*** Information supplied Section Begins ***
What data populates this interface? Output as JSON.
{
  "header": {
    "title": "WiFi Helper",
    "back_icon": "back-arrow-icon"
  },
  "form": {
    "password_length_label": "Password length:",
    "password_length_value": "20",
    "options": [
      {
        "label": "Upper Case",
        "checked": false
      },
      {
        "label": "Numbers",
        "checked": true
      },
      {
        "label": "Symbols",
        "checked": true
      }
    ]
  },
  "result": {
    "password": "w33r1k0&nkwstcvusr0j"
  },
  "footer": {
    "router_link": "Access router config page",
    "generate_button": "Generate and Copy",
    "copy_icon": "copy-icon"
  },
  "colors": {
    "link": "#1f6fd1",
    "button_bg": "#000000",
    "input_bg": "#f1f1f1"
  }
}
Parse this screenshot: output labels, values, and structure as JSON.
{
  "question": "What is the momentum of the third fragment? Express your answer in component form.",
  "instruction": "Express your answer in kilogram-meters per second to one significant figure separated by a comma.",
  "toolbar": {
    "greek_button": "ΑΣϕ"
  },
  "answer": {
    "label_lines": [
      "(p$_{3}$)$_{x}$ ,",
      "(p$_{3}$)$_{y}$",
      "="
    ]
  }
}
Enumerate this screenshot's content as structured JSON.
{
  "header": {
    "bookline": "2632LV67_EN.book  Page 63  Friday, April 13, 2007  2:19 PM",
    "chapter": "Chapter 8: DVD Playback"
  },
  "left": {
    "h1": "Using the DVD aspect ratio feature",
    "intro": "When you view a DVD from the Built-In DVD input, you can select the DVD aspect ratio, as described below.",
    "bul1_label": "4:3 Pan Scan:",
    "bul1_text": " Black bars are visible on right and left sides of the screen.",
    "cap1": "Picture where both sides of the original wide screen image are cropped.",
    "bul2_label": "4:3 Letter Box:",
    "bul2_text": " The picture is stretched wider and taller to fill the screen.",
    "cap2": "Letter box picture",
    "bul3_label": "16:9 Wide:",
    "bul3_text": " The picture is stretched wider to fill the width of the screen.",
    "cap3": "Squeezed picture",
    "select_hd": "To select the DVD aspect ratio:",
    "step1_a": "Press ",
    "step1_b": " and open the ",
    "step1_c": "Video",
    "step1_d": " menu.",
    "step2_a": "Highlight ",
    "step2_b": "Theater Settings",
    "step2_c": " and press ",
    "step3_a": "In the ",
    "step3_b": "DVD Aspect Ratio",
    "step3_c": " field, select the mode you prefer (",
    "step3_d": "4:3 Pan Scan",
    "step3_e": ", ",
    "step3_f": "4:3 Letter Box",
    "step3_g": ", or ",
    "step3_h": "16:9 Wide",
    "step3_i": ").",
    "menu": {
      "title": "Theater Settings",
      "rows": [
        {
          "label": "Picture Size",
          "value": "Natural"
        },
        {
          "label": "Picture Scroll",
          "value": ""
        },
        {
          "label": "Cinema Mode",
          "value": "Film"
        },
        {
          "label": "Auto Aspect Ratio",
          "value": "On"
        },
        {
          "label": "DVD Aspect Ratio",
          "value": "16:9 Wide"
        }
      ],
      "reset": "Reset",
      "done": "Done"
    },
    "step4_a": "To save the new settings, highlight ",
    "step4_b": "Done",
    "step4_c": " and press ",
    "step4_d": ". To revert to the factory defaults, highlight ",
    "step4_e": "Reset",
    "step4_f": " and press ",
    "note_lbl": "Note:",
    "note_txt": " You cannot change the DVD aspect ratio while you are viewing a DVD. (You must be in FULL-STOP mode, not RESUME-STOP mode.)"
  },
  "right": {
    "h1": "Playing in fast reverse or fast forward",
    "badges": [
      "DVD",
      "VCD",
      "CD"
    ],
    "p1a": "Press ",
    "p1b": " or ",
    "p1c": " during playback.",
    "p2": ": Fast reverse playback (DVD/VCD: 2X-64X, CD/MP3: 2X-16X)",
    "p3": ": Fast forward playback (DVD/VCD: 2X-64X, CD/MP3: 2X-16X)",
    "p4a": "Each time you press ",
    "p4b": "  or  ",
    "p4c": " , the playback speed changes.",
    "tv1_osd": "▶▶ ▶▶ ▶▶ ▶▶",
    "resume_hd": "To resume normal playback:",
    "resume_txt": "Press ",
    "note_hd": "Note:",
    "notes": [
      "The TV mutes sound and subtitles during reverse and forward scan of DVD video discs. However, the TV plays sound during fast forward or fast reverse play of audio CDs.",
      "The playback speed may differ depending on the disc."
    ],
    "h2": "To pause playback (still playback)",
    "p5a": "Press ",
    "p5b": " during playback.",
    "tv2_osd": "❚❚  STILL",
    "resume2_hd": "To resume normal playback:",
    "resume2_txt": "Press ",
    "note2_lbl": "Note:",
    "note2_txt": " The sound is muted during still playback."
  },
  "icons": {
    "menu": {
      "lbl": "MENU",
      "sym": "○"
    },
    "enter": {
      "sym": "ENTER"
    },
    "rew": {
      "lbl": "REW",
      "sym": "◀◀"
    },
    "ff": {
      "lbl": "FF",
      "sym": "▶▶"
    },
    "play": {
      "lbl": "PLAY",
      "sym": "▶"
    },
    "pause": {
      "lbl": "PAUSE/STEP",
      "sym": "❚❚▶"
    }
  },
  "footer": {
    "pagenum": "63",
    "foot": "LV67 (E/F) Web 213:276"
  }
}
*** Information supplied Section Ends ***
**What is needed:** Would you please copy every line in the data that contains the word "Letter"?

**Expected answer:**
    "bul2_label": "4:3 Letter Box:",
    "cap2": "Letter box picture",
    "step3_f": "4:3 Letter Box",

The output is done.